India’s national security interests certainly stand endangered by India virtually jettisoning its valued strategic partnership with Iran both in Afghanistan and in access to Central Asia. India certainly cannot expect Iran to forbear with India’s unceasing buckling to US pressures on the value and active continuance of the India-Iran Strategic Partnership. With the strategic uncertainty that is hovering over India’s presence in Afghanistan post-2014 US exit, India can write off its Afghanistan presence should Iran also display strategic opportunism like what India did.

The third question is most critical in determining India’s genuinity of intentions in investing or re-investing value in the India-Iran Strategic Partnership. Some apologists for the Indian Government’s change of tack in its foreign policy towards Iran have argued in the past that it was only a tactical ploy. If that was so, then seven years afterwards there should have been visible mid-course corrections to put back the strategic partnership with Iran on an even keel. No indicators are visible of the same. Iran could be excused if it starts perceiving that India’s intentions on policy reversal over Iran under US pressure is strategic in nature and intent and that it is now free to explore alternative strategic partnerships in the region.

Reverting to the main theme of why India virtually jettisoned its much valued India –Iran Strategic Partnership which took decades to forge by weaning away Iran from Pakistan under two different Iranian political dispensations, one analytically is at a loss to understand as to what compelling reasons forced India to adopt such a strategically misguided step? Was it the Indian Prime Minister’s personal decision to move away from Iran or did it emerge from considered institutional advice of the Ministry of External Affairs?

Apologists for the Indian Government would tend to argue that if jettisoning the India-Iran Strategic Partnership was the price that was required to be paid for securing the Indo-US Nuclear Deal from the United States, then it was a small price that was paid.
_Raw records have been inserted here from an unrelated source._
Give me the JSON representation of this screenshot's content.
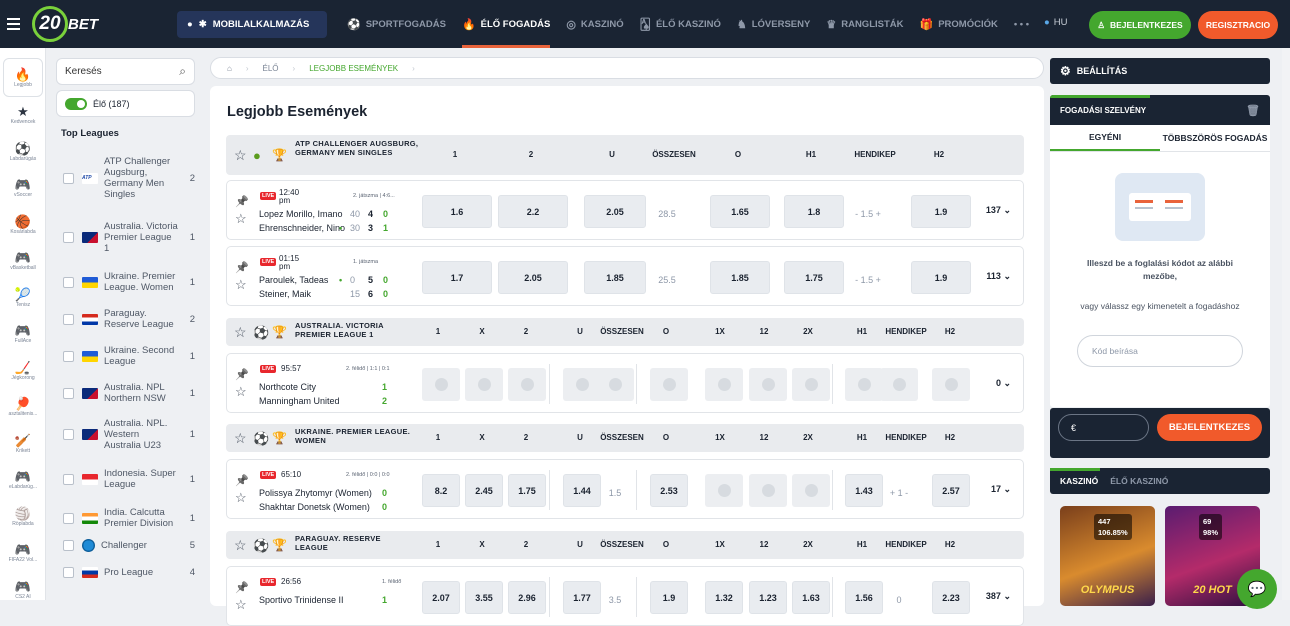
{
  "header": {
    "logo_num": "20",
    "logo_text": "BET",
    "mobile_app": "MOBILALKALMAZÁS",
    "nav": [
      {
        "label": "SPORTFOGADÁS",
        "icon": "soccer-icon",
        "active": false
      },
      {
        "label": "ÉLŐ FOGADÁS",
        "icon": "fire-icon",
        "active": true
      },
      {
        "label": "KASZINÓ",
        "icon": "casino-icon",
        "active": false
      },
      {
        "label": "ÉLŐ KASZINÓ",
        "icon": "cards-icon",
        "active": false
      },
      {
        "label": "LÓVERSENY",
        "icon": "horse-icon",
        "active": false
      },
      {
        "label": "RANGLISTÁK",
        "icon": "trophy-icon",
        "active": false
      },
      {
        "label": "PROMÓCIÓK",
        "icon": "gift-icon",
        "active": false
      }
    ],
    "more": "• • •",
    "lang": "HU",
    "login": "BEJELENTKEZES",
    "register": "REGISZTRACIO"
  },
  "sports": [
    {
      "label": "Legjobb",
      "glyph": "🔥"
    },
    {
      "label": "Kedvencek",
      "glyph": "★"
    },
    {
      "label": "Labdarúgás",
      "glyph": "⚽"
    },
    {
      "label": "vSoccer",
      "glyph": "🎮"
    },
    {
      "label": "Kosárlabda",
      "glyph": "🏀"
    },
    {
      "label": "vBasketball",
      "glyph": "🎮"
    },
    {
      "label": "Tenisz",
      "glyph": "🎾"
    },
    {
      "label": "FullAce",
      "glyph": "🎮"
    },
    {
      "label": "Jégkorong",
      "glyph": "🏒"
    },
    {
      "label": "asztalitenis...",
      "glyph": "🏓"
    },
    {
      "label": "Krikett",
      "glyph": "🏏"
    },
    {
      "label": "eLabdarúg...",
      "glyph": "🎮"
    },
    {
      "label": "Röplabda",
      "glyph": "🏐"
    },
    {
      "label": "FIFA22 Vol...",
      "glyph": "🎮"
    },
    {
      "label": "CS2 AI",
      "glyph": "🎮"
    }
  ],
  "sidebar": {
    "search_placeholder": "Keresés",
    "live_label": "Élő (187)",
    "top_leagues": "Top Leagues",
    "leagues": [
      {
        "name": "ATP Challenger Augsburg, Germany Men Singles",
        "count": "2",
        "flag": "atp"
      },
      {
        "name": "Australia. Victoria Premier League 1",
        "count": "1",
        "flag": "au"
      },
      {
        "name": "Ukraine. Premier League. Women",
        "count": "1",
        "flag": "ua"
      },
      {
        "name": "Paraguay. Reserve League",
        "count": "2",
        "flag": "py"
      },
      {
        "name": "Ukraine. Second League",
        "count": "1",
        "flag": "ua"
      },
      {
        "name": "Australia. NPL Northern NSW",
        "count": "1",
        "flag": "au"
      },
      {
        "name": "Australia. NPL. Western Australia U23",
        "count": "1",
        "flag": "au"
      },
      {
        "name": "Indonesia. Super League",
        "count": "1",
        "flag": "id"
      },
      {
        "name": "India. Calcutta Premier Division",
        "count": "1",
        "flag": "in"
      },
      {
        "name": "Challenger",
        "count": "5",
        "flag": "globe"
      },
      {
        "name": "Pro League",
        "count": "4",
        "flag": "ru"
      }
    ]
  },
  "breadcrumb": {
    "live": "ÉLŐ",
    "current": "LEGJOBB ESEMÉNYEK"
  },
  "main": {
    "title": "Legjobb Események",
    "live_badge": "LIVE",
    "groups": [
      {
        "league": "ATP CHALLENGER AUGSBURG, GERMANY MEN SINGLES",
        "cols": [
          "1",
          "2",
          "U",
          "ÖSSZESEN",
          "O",
          "H1",
          "HENDIKEP",
          "H2"
        ],
        "matches": [
          {
            "time": "12:40 pm",
            "period": "2. játszma | 4:6...",
            "home": "Lopez Morillo, Imano",
            "away": "Ehrenschneider, Nino",
            "hs": [
              "40",
              "4",
              "0"
            ],
            "as": [
              "30",
              "3",
              "1"
            ],
            "odds": [
              "1.6",
              "2.2",
              "2.05",
              "28.5",
              "1.65",
              "1.8",
              "- 1.5 +",
              "1.9"
            ],
            "more": "137"
          },
          {
            "time": "01:15 pm",
            "period": "1. játszma",
            "home": "Paroulek, Tadeas",
            "away": "Steiner, Maik",
            "hs": [
              "0",
              "5",
              "0"
            ],
            "as": [
              "15",
              "6",
              "0"
            ],
            "odds": [
              "1.7",
              "2.05",
              "1.85",
              "25.5",
              "1.85",
              "1.75",
              "- 1.5 +",
              "1.9"
            ],
            "more": "113"
          }
        ]
      },
      {
        "league": "AUSTRALIA. VICTORIA PREMIER LEAGUE 1",
        "cols": [
          "1",
          "X",
          "2",
          "U",
          "ÖSSZESEN",
          "O",
          "1X",
          "12",
          "2X",
          "H1",
          "HENDIKEP",
          "H2"
        ],
        "matches": [
          {
            "time": "95:57",
            "period": "2. félidő | 1:1 | 0:1",
            "home": "Northcote City",
            "away": "Manningham United",
            "hs": [
              "1"
            ],
            "as": [
              "2"
            ],
            "more": "0"
          }
        ]
      },
      {
        "league": "UKRAINE. PREMIER LEAGUE. WOMEN",
        "cols": [
          "1",
          "X",
          "2",
          "U",
          "ÖSSZESEN",
          "O",
          "1X",
          "12",
          "2X",
          "H1",
          "HENDIKEP",
          "H2"
        ],
        "matches": [
          {
            "time": "65:10",
            "period": "2. félidő | 0:0 | 0:0",
            "home": "Polissya Zhytomyr (Women)",
            "away": "Shakhtar Donetsk (Women)",
            "hs": [
              "0"
            ],
            "as": [
              "0"
            ],
            "odds": [
              "8.2",
              "2.45",
              "1.75",
              "1.44",
              "1.5",
              "2.53",
              "1.43",
              "+ 1 -",
              "2.57"
            ],
            "more": "17"
          }
        ]
      },
      {
        "league": "PARAGUAY. RESERVE LEAGUE",
        "cols": [
          "1",
          "X",
          "2",
          "U",
          "ÖSSZESEN",
          "O",
          "1X",
          "12",
          "2X",
          "H1",
          "HENDIKEP",
          "H2"
        ],
        "matches": [
          {
            "time": "26:56",
            "period": "1. félidő",
            "home": "Sportivo Trinidense II",
            "away": "",
            "hs": [
              "1"
            ],
            "as": [
              ""
            ],
            "odds": [
              "2.07",
              "3.55",
              "2.96",
              "1.77",
              "3.5",
              "1.9",
              "1.32",
              "1.23",
              "1.63",
              "1.56",
              "0",
              "2.23"
            ],
            "more": "387"
          }
        ]
      }
    ]
  },
  "right": {
    "settings": "BEÁLLÍTÁS",
    "slip_title": "FOGADÁSI SZELVÉNY",
    "tab_single": "EGYÉNI",
    "tab_multi": "TÖBBSZÖRÖS FOGADÁS",
    "hint1": "Illeszd be a foglalási kódot az alábbi mezőbe,",
    "hint2": "vagy válassz egy kimenetelt a fogadáshoz",
    "code_placeholder": "Kód beírása",
    "currency": "€",
    "login": "BEJELENTKEZES",
    "casino": "KASZINÓ",
    "live_casino": "ÉLŐ KASZINÓ",
    "games": [
      {
        "name": "OLYMPUS",
        "players": "447",
        "rtp": "106.85%"
      },
      {
        "name": "20 HOT",
        "players": "69",
        "rtp": "98%"
      }
    ]
  }
}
In support of their contention they argue that the Indo-US Nuclear Deal was a “strategic game-changer for India” and that India was now a de-facto nuclear weapons power and recognised as such. Has anybody certified it as such and rubber-stamped this recognition?
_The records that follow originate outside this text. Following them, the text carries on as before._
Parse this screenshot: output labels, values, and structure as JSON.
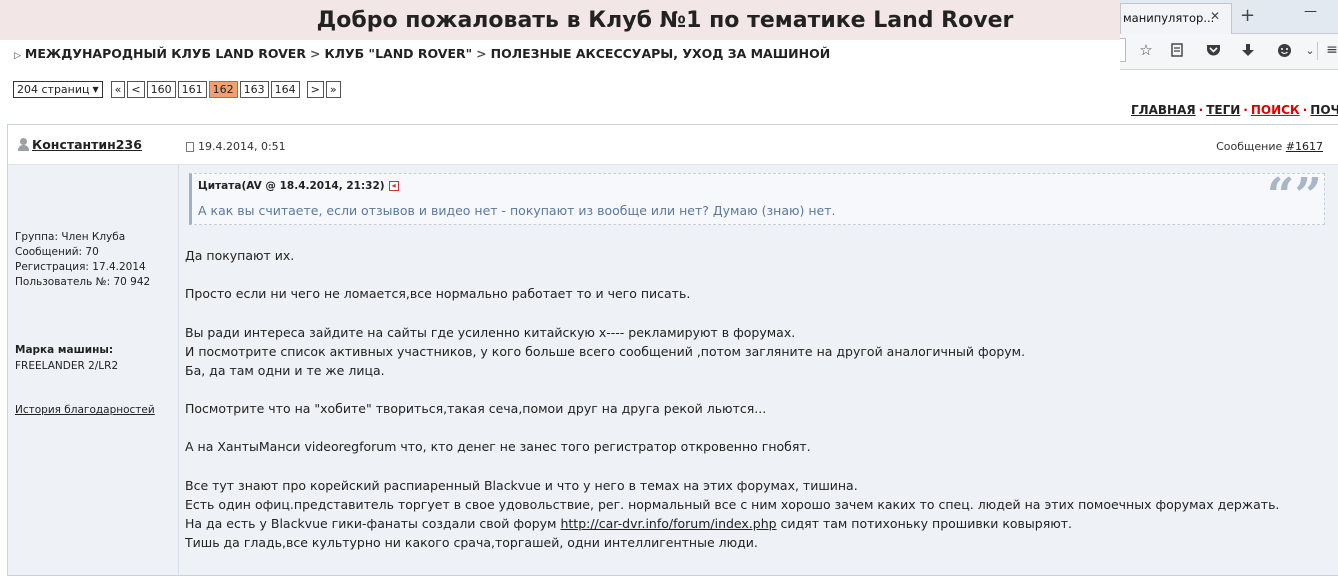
{
  "banner": {
    "title": "Добро пожаловать в Клуб №1 по тематике Land Rover"
  },
  "browser": {
    "tab_label": "манипулятор...",
    "tab_close": "✕",
    "new_tab": "+",
    "window_control": "—",
    "toolbar_icons": [
      "star-icon",
      "reader-icon",
      "pocket-icon",
      "download-icon",
      "emoji-icon",
      "chevron-down-icon"
    ]
  },
  "breadcrumb": {
    "items": [
      "МЕЖДУНАРОДНЫЙ КЛУБ LAND ROVER",
      "КЛУБ \"LAND ROVER\"",
      "ПОЛЕЗНЫЕ АКСЕССУАРЫ, УХОД ЗА МАШИНОЙ"
    ],
    "separator": ">"
  },
  "pager": {
    "select_label": "204 страниц",
    "first": "«",
    "prev": "<",
    "pages": [
      "160",
      "161",
      "162",
      "163",
      "164"
    ],
    "current": "162",
    "next": ">",
    "last": "»"
  },
  "sitenav": {
    "home": "ГЛАВНАЯ",
    "tags": "ТЕГИ",
    "search": "ПОИСК",
    "mail": "ПОЧТА"
  },
  "post": {
    "author": "Константин236",
    "date": "19.4.2014, 0:51",
    "msg_prefix": "Сообщение",
    "msg_link": "#1617",
    "group": "Группа: Член Клуба",
    "messages": "Сообщений: 70",
    "registered": "Регистрация: 17.4.2014",
    "user_no": "Пользователь №: 70 942",
    "car_label": "Марка машины:",
    "car_value": "FREELANDER 2/LR2",
    "thanks_link": "История благодарностей",
    "quote_head": "Цитата(AV @ 18.4.2014, 21:32)",
    "quote_text": "А как вы считаете, если отзывов и видео нет - покупают из вообще или нет? Думаю (знаю) нет.",
    "lines": [
      "Да покупают их.",
      "Просто если ни чего не ломается,все нормально работает то и чего писать.",
      "Вы ради интереса зайдите на сайты где усиленно китайскую х---- рекламируют в форумах.",
      "И посмотрите список активных участников, у кого больше всего сообщений ,потом загляните на другой аналогичный форум.",
      "Ба, да там одни и те же лица.",
      "Посмотрите что на \"хобите\" твориться,такая сеча,помои друг на друга рекой льются...",
      "А на ХантыМанси videoregforum что, кто денег не занес того регистратор откровенно гнобят.",
      "Все тут знают про корейский распиаренный Blackvue и что у него в темах на этих форумах, тишина.",
      "Есть один офиц.представитель торгует в свое удовольствие, рег. нормальный все с ним хорошо зачем каких то спец. людей на этих помоечных форумах держать."
    ],
    "line_link_prefix": "На да есть у Blackvue гики-фанаты создали свой форум ",
    "line_link_url": "http://car-dvr.info/forum/index.php",
    "line_link_suffix": " сидят там потихоньку прошивки ковыряют.",
    "last_line": "Тишь да гладь,все культурно ни какого срача,торгашей, одни интеллигентные люди."
  }
}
On both counts the above assertions are on weak ground and no tangible gains seem to have accrued to India in the strategic realm.

Rather, India’s succumbing to US coercion on Iran has been ironically the greatest strategic game-changer for India in that in India’s policy reversals on Iran, it is India that emerges as a significant loser. India stands endangered in losing the strategic partnership of the leading and most powerful geostrategically located regional power in South West Asia. India stands also endangered in that its current policy stances on Iran could possibly lower Iran’s amenability to provide India with strategic land-routes access to Afghanistan and Central Asia. Further, with the existing policy, India is in danger of losing both Afghanistan and Iran as India-friendly strategic assets on Pakistan’s western flanks.

More significantly, in global power-play where perceptions determine strategic stances of nations, India with its virtual jettisoning of its strategic partnership with Iran, has grossly diminished its strategic stature as a “reliable strategic partner” immune from coercion from any quarter.